Getting out of the city was a damn sight easier than getting in.  The flatness does throw you off; there’s so much sky.  Enjoying the fact that this is the Trans-Canada Highway but there’s hardly anything on it.  Need to pull over?  Pull over.  Need to turn left?  Get into the left lane and turn on to the median.  There are no off-ramps and overpasses because someone’s farming the land right up to the roadside and even the stretch of median yields a good harvest.

Pleased to report that the sun finally showed itself.  Harvest time and there was industry in the fields.


Found a cemetery whose name I’ve conveniently lost.

Of course you don’t have to pull into a cemetery to get peace and quiet.  The silence is everywhere and it’s important to pull over and get out of the car.


Reminding myself of the weekend fire that destroyed the St. Jacob’s Farmers’ Market.  Bad business.  Caught the hourly news before the station drifted out; the death of the young Native boy still dominating. Popped in a CD; a little Bach is a fine thing on a sunny afternoon.

You can see things from the highway but how to get at them?  Once you figure out how to get onto the service roads, you’re all set.


I was warned by more than one person that the Prairie would be tough going.  “There’s nothing on the Prairie.”  “Make sure you have lots of CD’s in the car!” And, the old joke about the dog running away from home; its owner (three weeks later) sits on the back porch still able to see the dog running away. I would say if you’re not enjoying the Prairie, you haven’t opened your eyes and ears.  Spied this church from a distance.
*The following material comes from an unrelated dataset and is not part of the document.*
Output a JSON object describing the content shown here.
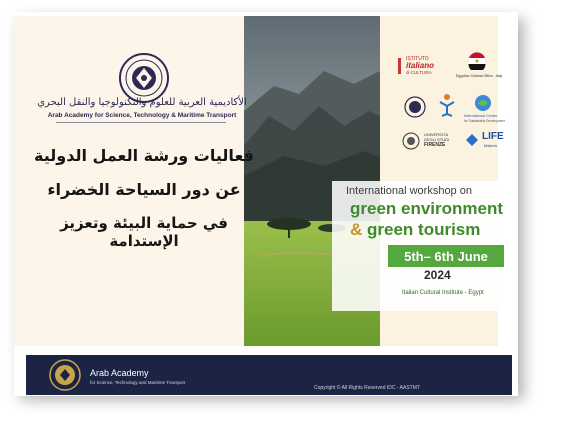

A long train was close by and I had to get over the tracks quickly or else set up camp for the night while the train passed. On the other side of the tracks, there was a community of six houses and a farm and I couldn’t find the church anywhere.  Another Twilight Zone moment?  You can only drive around so many times by after which you convince yourself you never saw a church.   Like most structures of this kind, they are situated in the middle of a field in the middle of nowhere.

A common vignette-abandoned cars, rotting grains and a trailer or two.


Grain elevators, in various states of repair, dot the landscape.


Whitewood, SASK is a good pit stop point; a one man gas, grocery & lotto.  Hopefully he had help running the adjacent diner.  The Greyhound stops here and the store would be a great place to spend time People Watching.  I cracked open the cooler; things still looked edible.

One thing to note is the civilized driving.  No aggressive drivers, no weaving, no bizarre lane changes.  Everyone just doing the speed limit and getting along just fine.

 Tonight’s accommodations brought to you by Comfort Inn which comes with a view of the Wal-Mart shopping plaza.  Wised up and picked a spot right off the highway. But, how to get in to the place?  For once, I got in before midnight and had time for R&R.  The place was undergoing renovations but instead of completing one project and moving on, there were all kinds of work orders outstanding.  Mirrors in the bathroom, landscaping, new breakfast room furniture still in the boxes that were piled high in the lobby. And despite being 7:30 PM, there were three housekeeping carts lined up just outside the lobby.

Tonight I ate like a King-microwaved tinned soup. I had no energy to drag myself out into the town never mind the Chinese across the parking lot.  Hence, the nod to Elizabeth David.  In part, she would have approved of the simplicity of the meal.  Big Night is a wonderful film about two brothers trying to make a go of it in the restaurant business.  The eldest brother is a purist and wants to give the public an authentic Italian experience. They create a feast of ten (?) courses but it is the final scene of a simple omelette being prepared and eaten that I really enjoyed.

Trawled through a little TV-The Food Network, Seinfeld, Simpsons (wondered for a nano-second about the kids preparing for the first day back) and Charlie Rose that I haven’t seen for years.  For some reason it was always on at two in the afternoon in Ontario.  No TVO, but then we’re not in Ontario anymore-had to remind myself.

Until next time when Regina defends itself.